show that g is differentiable at x_0 and that f'(x_0)=g'(x_0)=h'(x_0)...?

• Apr 21st 2010, 09:23 PM
alice8675309
show that g is differentiable at x_0 and that f'(x_0)=g'(x_0)=h'(x_0)...?
Suppose that f,g,h are real valued functions on (a,b) and $\displaystyle x_0$$\displaystyle \in(a,b). Assume that f and h are differentiable at \displaystyle x_0, f(\displaystyle x_0)=h(\displaystyle x_0) and f(x)<=g(x)<=h(x) for all x\displaystyle \in(a,b). show that g is differentiable at \displaystyle x_0 and f'(\displaystyle x_0)=g'(\displaystyle x_0)=h'(\displaystyle x_0). Use this result to explain why the fraction F(x) defined by F(x)=\displaystyle x^2sin(1/x), x not equal to 0, and F(0)=0 has derivative equal to 0 at x=0. I honestly have no clue :( I hope some one can help me thanks! • Apr 22nd 2010, 04:47 AM southprkfan1 Quote: Originally Posted by alice8675309 Suppose that f,g,h are real valued functions on (a,b) and \displaystyle x_0$$\displaystyle \in$(a,b). Assume that f and h are differentiable at $\displaystyle x_0$, f($\displaystyle x_0$)=h($\displaystyle x_0$) and f(x)<=g(x)<=h(x) for all x$\displaystyle \in$(a,b). show that g is differentiable at $\displaystyle x_0$ and f'($\displaystyle x_0$)=g'($\displaystyle x_0$)=h'($\displaystyle x_0$). Use this result to explain why the fraction F(x) defined by F(x)=$\displaystyle x^2$sin(1/x), x not equal to 0, and F(0)=0 has derivative equal to 0 at x=0.

I honestly have no clue :( I hope some one can help me thanks!

Are you 2 in the same class? http://www.mathhelpforum.com/math-he...-question.html
• Apr 22nd 2010, 05:57 AM
alice8675309
Quote:

Originally Posted by southprkfan1

I've noticed that this question was already posted (sadly after I posted) however I haven't a clue who that person is lol.

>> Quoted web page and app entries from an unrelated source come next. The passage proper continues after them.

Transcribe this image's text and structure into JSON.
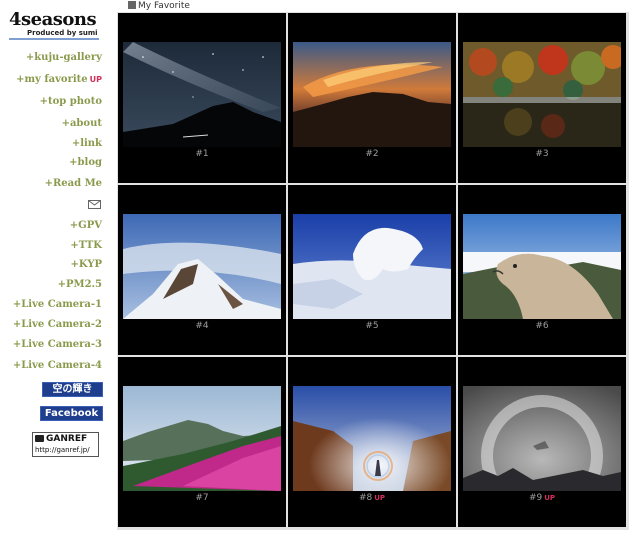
{
  "logo": {
    "title": "4seasons",
    "subtitle": "Produced by sumi"
  },
  "nav": [
    {
      "label": "+kuju-gallery"
    },
    {
      "label": "+my favorite",
      "badge": "UP"
    },
    {
      "label": "+top photo"
    },
    {
      "label": "+about"
    },
    {
      "label": "+link"
    },
    {
      "label": "+blog"
    },
    {
      "label": "+Read Me"
    },
    {
      "label": "+GPV"
    },
    {
      "label": "+TTK"
    },
    {
      "label": "+KYP"
    },
    {
      "label": "+PM2.5"
    },
    {
      "label": "+Live Camera-1"
    },
    {
      "label": "+Live Camera-2"
    },
    {
      "label": "+Live Camera-3"
    },
    {
      "label": "+Live Camera-4"
    }
  ],
  "mail_icon": "mail-icon",
  "banners": {
    "sora": "空の輝き",
    "facebook": "Facebook",
    "ganref_title": "GANREF",
    "ganref_url": "http://ganref.jp/"
  },
  "page_heading": "My Favorite",
  "gallery": [
    {
      "caption": "#1",
      "subject": "milky way night sky"
    },
    {
      "caption": "#2",
      "subject": "fiery sunset clouds"
    },
    {
      "caption": "#3",
      "subject": "autumn pond reflection"
    },
    {
      "caption": "#4",
      "subject": "snowy ridge"
    },
    {
      "caption": "#5",
      "subject": "rime ice formation"
    },
    {
      "caption": "#6",
      "subject": "dog on mountain"
    },
    {
      "caption": "#7",
      "subject": "pink azalea slope"
    },
    {
      "caption": "#8",
      "subject": "brocken spectre",
      "badge": "UP"
    },
    {
      "caption": "#9",
      "subject": "fog bow",
      "badge": "UP"
    }
  ],
  "colors": {
    "nav": "#8a9a4c",
    "badge": "#d0305a",
    "banner": "#1f3e8e"
  }
}
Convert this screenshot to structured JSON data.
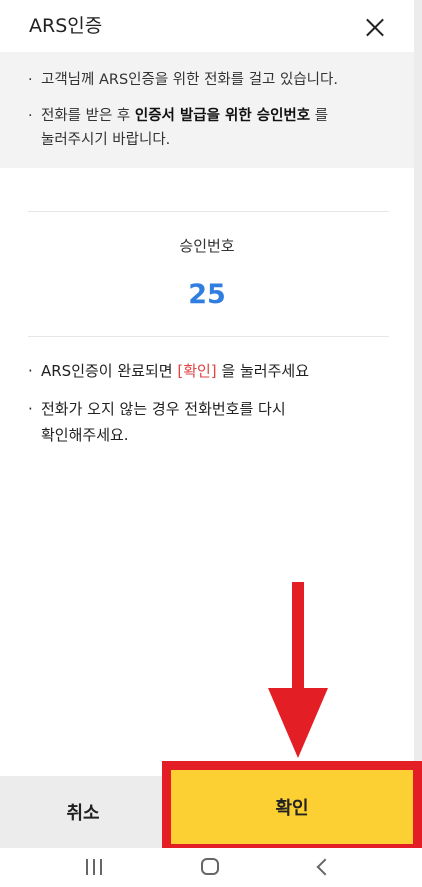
{
  "header": {
    "title": "ARS인증"
  },
  "notice": {
    "line1": "고객님께 ARS인증을 위한 전화를 걸고 있습니다.",
    "line2_pre": "전화를 받은 후 ",
    "line2_bold": "인증서 발급을 위한 승인번호",
    "line2_post": " 를",
    "line3": "눌러주시기 바랍니다."
  },
  "approval": {
    "label": "승인번호",
    "number": "25"
  },
  "info": {
    "line1_pre": "ARS인증이 완료되면 ",
    "line1_highlight": "[확인]",
    "line1_post": " 을 눌러주세요",
    "line2": "전화가 오지 않는 경우 전화번호를 다시",
    "line3": "확인해주세요."
  },
  "buttons": {
    "cancel": "취소",
    "confirm": "확인"
  },
  "colors": {
    "accent_blue": "#2f7ee0",
    "confirm_yellow": "#fcd033",
    "annotation_red": "#e41e25",
    "highlight_red": "#e14242"
  },
  "icons": {
    "close": "close-icon",
    "nav_recents": "recents-icon",
    "nav_home": "home-icon",
    "nav_back": "back-icon"
  }
}
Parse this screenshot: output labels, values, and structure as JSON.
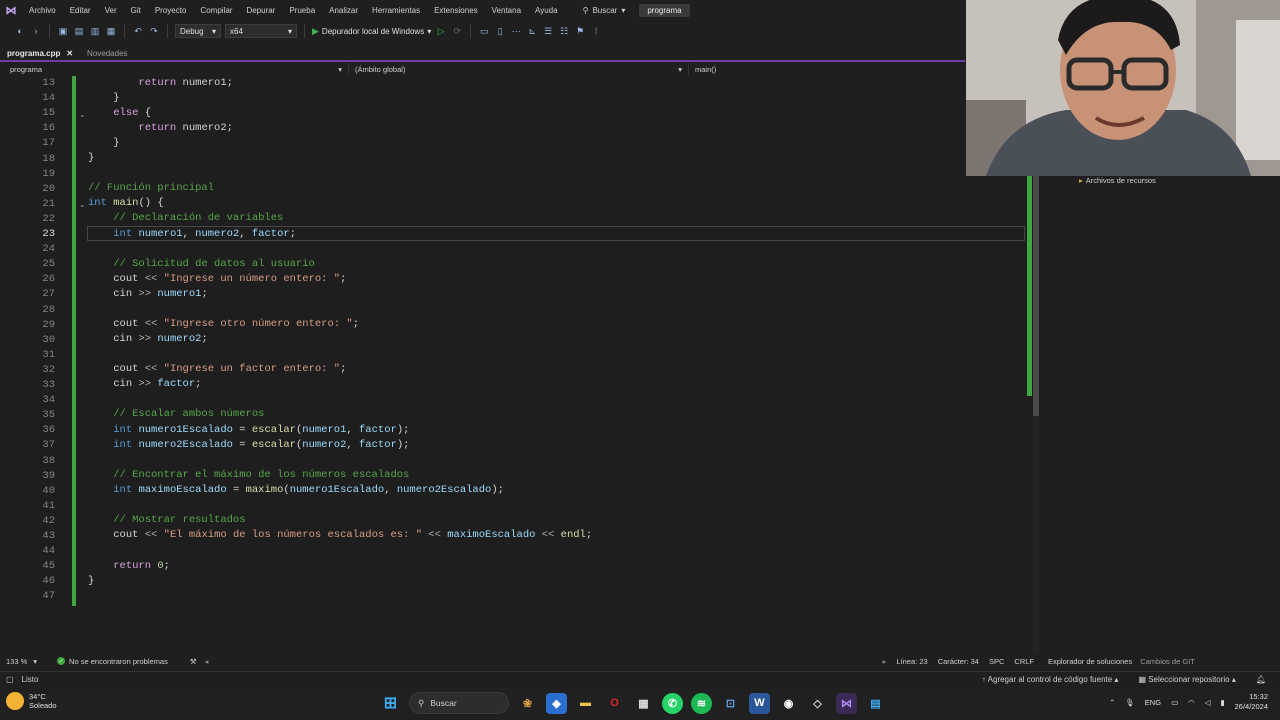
{
  "menubar": {
    "items": [
      "Archivo",
      "Editar",
      "Ver",
      "Git",
      "Proyecto",
      "Compilar",
      "Depurar",
      "Prueba",
      "Analizar",
      "Herramientas",
      "Extensiones",
      "Ventana",
      "Ayuda"
    ],
    "search_label": "Buscar",
    "project_name": "programa"
  },
  "toolbar": {
    "config": "Debug",
    "platform": "x64",
    "run_label": "Depurador local de Windows"
  },
  "tabs": {
    "active": "programa.cpp",
    "other": "Novedades"
  },
  "navbar": {
    "project": "programa",
    "scope": "(Ámbito global)",
    "member": "main()"
  },
  "editor": {
    "current_line": 23,
    "line_numbers": [
      13,
      14,
      15,
      16,
      17,
      18,
      19,
      20,
      21,
      22,
      23,
      24,
      25,
      26,
      27,
      28,
      29,
      30,
      31,
      32,
      33,
      34,
      35,
      36,
      37,
      38,
      39,
      40,
      41,
      42,
      43,
      44,
      45,
      46,
      47
    ],
    "code": {
      "l13": [
        "        ",
        "return",
        " numero1;"
      ],
      "l14": "    }",
      "l15": [
        "    ",
        "else",
        " {"
      ],
      "l16": [
        "        ",
        "return",
        " numero2;"
      ],
      "l17": "    }",
      "l18": "}",
      "l20": "// Función principal",
      "l21": [
        "int",
        " ",
        "main",
        "() {"
      ],
      "l22": "    // Declaración de variables",
      "l23": [
        "    ",
        "int",
        " ",
        "numero1",
        ", ",
        "numero2",
        ", ",
        "factor",
        ";"
      ],
      "l25": "    // Solicitud de datos al usuario",
      "l26": [
        "    ",
        "cout",
        " << ",
        "\"Ingrese un número entero: \"",
        ";"
      ],
      "l27": [
        "    ",
        "cin",
        " >> ",
        "numero1",
        ";"
      ],
      "l29": [
        "    ",
        "cout",
        " << ",
        "\"Ingrese otro número entero: \"",
        ";"
      ],
      "l30": [
        "    ",
        "cin",
        " >> ",
        "numero2",
        ";"
      ],
      "l32": [
        "    ",
        "cout",
        " << ",
        "\"Ingrese un factor entero: \"",
        ";"
      ],
      "l33": [
        "    ",
        "cin",
        " >> ",
        "factor",
        ";"
      ],
      "l35": "    // Escalar ambos números",
      "l36": [
        "    ",
        "int",
        " ",
        "numero1Escalado",
        " = ",
        "escalar",
        "(",
        "numero1",
        ", ",
        "factor",
        ");"
      ],
      "l37": [
        "    ",
        "int",
        " ",
        "numero2Escalado",
        " = ",
        "escalar",
        "(",
        "numero2",
        ", ",
        "factor",
        ");"
      ],
      "l39": "    // Encontrar el máximo de los números escalados",
      "l40": [
        "    ",
        "int",
        " ",
        "maximoEscalado",
        " = ",
        "maximo",
        "(",
        "numero1Escalado",
        ", ",
        "numero2Escalado",
        ");"
      ],
      "l42": "    // Mostrar resultados",
      "l43": [
        "    ",
        "cout",
        " << ",
        "\"El máximo de los números escalados es: \"",
        " << ",
        "maximoEscalado",
        " << ",
        "endl",
        ";"
      ],
      "l45": [
        "    ",
        "return",
        " ",
        "0",
        ";"
      ],
      "l46": "}"
    }
  },
  "side_panel": {
    "resource_label": "Archivos de recursos"
  },
  "editor_status": {
    "zoom": "133 %",
    "issues": "No se encontraron problemas",
    "line": "Línea: 23",
    "col": "Carácter: 34",
    "spc": "SPC",
    "eol": "CRLF"
  },
  "panel_tabs": {
    "solution_explorer": "Explorador de soluciones",
    "git_changes": "Cambios de GIT"
  },
  "status": {
    "ready": "Listo",
    "add_source": "Agregar al control de código fuente",
    "select_repo": "Seleccionar repositorio"
  },
  "taskbar": {
    "temperature": "34°C",
    "weather": "Soleado",
    "search": "Buscar",
    "lang": "ENG",
    "time": "15:32",
    "date": "26/4/2024"
  }
}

I find that there are usually similar questions being posted which is a plus b/c its good practice. But I mean so many school use the same or similar books so I doubt it. The one I posted had extra parts to it also. That'd be cool tho and random lol